Problem description – Search each line of the data for the word "topbg"; copy every line where it is found.
(Excerpted records)
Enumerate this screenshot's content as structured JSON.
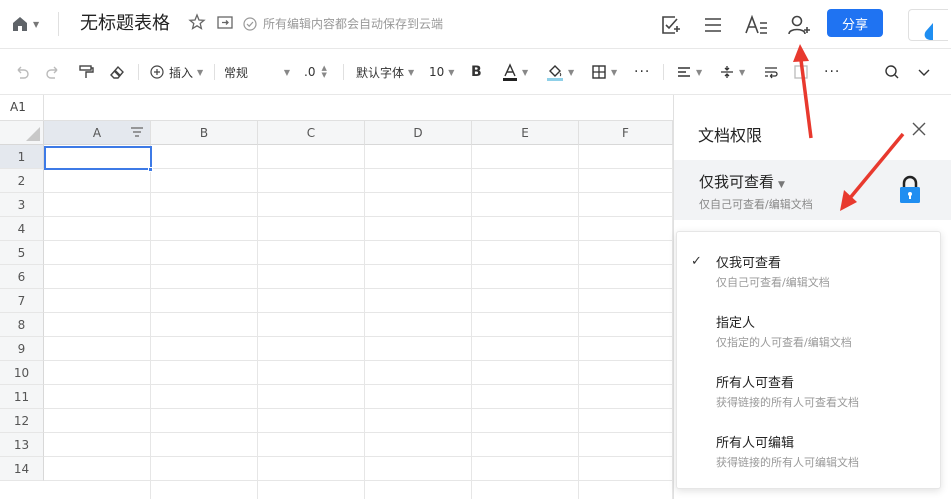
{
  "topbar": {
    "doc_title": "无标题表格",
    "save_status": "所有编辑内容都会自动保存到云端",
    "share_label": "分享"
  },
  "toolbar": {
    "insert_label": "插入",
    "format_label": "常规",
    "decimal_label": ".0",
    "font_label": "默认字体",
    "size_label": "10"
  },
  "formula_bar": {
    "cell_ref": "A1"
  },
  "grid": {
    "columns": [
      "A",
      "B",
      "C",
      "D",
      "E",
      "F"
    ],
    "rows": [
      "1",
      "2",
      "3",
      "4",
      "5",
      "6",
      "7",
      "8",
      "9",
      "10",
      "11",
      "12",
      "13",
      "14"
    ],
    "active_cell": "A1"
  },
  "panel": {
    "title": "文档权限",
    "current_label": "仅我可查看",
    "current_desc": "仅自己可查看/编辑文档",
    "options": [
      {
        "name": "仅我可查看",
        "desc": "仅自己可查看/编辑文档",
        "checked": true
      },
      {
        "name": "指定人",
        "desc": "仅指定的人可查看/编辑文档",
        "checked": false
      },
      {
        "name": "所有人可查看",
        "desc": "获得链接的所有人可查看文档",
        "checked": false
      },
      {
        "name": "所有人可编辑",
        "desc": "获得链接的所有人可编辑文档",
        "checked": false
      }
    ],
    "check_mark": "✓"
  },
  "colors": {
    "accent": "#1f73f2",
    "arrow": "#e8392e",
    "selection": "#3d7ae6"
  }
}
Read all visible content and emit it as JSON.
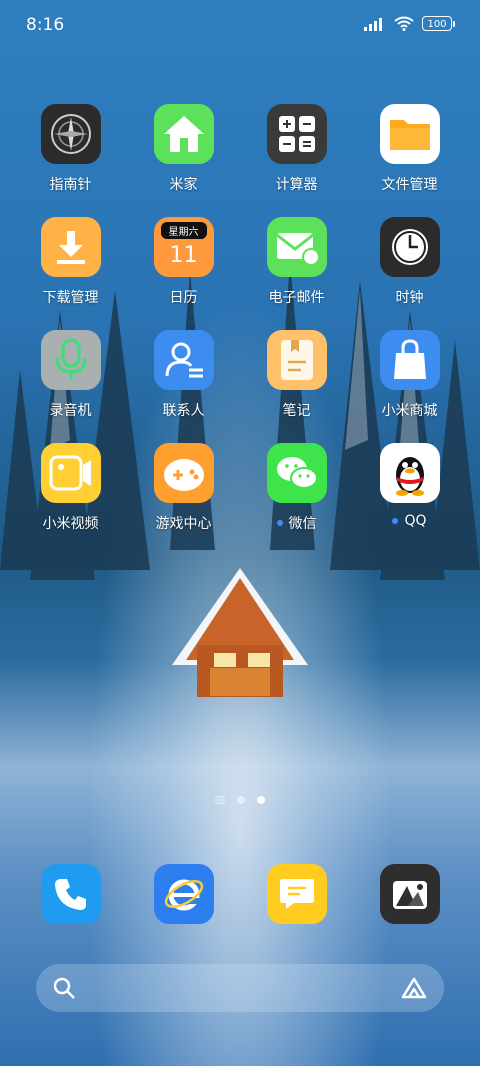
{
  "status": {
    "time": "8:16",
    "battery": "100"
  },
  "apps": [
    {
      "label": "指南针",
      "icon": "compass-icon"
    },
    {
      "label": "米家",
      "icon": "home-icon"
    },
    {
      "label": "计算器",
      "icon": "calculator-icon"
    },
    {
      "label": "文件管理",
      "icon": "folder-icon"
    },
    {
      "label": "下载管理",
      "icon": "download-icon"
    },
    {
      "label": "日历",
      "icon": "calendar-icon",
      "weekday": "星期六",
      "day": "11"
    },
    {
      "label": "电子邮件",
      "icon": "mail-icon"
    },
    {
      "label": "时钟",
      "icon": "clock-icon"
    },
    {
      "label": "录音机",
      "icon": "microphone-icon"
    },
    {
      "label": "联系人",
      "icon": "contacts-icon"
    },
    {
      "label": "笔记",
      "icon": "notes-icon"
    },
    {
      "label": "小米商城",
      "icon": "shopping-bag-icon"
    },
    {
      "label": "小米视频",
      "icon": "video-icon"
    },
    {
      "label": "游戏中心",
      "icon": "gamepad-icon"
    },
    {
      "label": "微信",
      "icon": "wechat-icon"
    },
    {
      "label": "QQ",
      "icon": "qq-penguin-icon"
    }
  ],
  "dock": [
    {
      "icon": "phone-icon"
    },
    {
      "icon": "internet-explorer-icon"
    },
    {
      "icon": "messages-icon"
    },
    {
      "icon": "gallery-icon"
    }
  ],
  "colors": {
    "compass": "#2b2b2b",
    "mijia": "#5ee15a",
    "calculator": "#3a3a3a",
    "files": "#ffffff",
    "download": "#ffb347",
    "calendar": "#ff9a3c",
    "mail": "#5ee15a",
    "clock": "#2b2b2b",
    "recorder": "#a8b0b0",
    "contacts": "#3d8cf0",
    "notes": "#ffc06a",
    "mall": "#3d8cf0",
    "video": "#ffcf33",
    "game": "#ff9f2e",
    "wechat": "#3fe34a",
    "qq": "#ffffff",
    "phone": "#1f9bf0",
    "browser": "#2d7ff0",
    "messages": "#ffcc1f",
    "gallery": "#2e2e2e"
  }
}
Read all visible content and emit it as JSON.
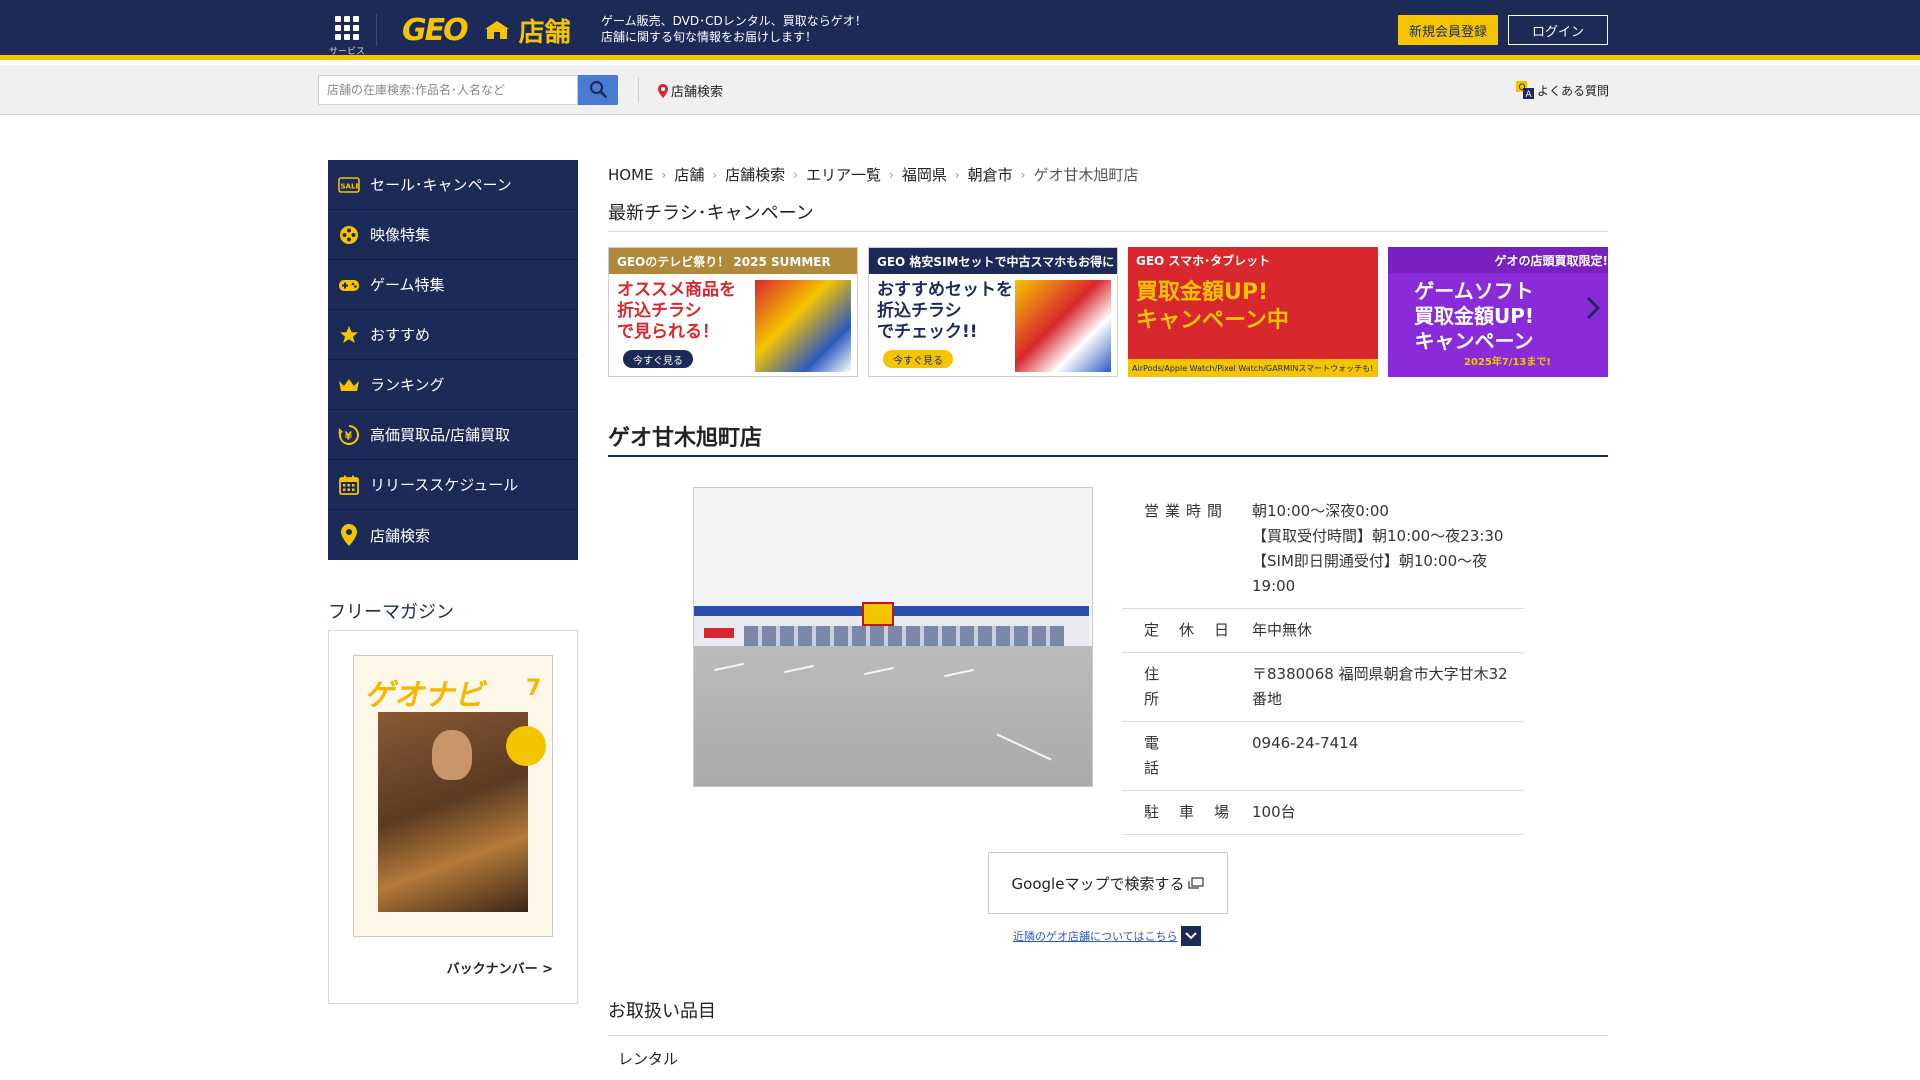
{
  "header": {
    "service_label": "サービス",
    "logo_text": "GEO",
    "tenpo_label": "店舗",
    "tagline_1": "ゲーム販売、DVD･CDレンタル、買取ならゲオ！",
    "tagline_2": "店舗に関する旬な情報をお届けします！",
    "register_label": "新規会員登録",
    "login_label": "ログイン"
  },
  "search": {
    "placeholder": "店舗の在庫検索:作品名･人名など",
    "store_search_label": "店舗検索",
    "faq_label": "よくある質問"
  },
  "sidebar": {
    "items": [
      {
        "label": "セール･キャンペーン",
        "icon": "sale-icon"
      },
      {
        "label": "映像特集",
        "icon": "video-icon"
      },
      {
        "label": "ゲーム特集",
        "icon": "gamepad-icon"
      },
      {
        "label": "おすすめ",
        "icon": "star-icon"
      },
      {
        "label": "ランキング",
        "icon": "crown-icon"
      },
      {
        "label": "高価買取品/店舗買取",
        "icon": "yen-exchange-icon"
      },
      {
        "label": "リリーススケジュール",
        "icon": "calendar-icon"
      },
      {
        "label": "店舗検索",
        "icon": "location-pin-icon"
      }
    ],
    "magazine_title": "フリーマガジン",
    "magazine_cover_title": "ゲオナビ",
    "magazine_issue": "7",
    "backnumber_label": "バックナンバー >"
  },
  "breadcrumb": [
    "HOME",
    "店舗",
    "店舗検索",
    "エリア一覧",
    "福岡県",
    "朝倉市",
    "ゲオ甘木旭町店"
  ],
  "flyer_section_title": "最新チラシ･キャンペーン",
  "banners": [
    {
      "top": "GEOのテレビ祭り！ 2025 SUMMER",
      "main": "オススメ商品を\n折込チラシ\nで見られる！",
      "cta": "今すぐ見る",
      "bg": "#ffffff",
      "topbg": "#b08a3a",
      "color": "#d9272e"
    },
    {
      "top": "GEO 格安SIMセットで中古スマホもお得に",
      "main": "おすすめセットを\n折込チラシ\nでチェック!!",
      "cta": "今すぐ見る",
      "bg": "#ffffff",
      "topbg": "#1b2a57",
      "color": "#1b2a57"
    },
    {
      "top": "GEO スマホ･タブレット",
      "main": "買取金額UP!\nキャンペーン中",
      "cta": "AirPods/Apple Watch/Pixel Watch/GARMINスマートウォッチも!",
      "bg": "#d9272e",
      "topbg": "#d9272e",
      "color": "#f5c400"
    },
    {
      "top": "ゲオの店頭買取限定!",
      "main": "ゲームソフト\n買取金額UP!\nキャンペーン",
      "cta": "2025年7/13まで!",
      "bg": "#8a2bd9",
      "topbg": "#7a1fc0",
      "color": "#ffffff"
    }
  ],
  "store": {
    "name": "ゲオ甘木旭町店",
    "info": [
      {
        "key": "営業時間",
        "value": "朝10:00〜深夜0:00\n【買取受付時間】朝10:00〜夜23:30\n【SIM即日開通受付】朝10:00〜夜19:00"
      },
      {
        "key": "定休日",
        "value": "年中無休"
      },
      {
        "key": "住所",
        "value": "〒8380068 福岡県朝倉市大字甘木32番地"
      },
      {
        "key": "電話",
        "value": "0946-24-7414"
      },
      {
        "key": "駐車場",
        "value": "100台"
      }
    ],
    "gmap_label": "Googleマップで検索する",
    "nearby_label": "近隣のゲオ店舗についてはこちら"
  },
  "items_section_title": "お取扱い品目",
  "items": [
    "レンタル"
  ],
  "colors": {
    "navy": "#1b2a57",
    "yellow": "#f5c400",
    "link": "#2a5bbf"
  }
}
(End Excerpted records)
Task response –
      "topbg": "#b08a3a",
      "topbg": "#1b2a57",
      "topbg": "#d9272e",
      "topbg": "#7a1fc0",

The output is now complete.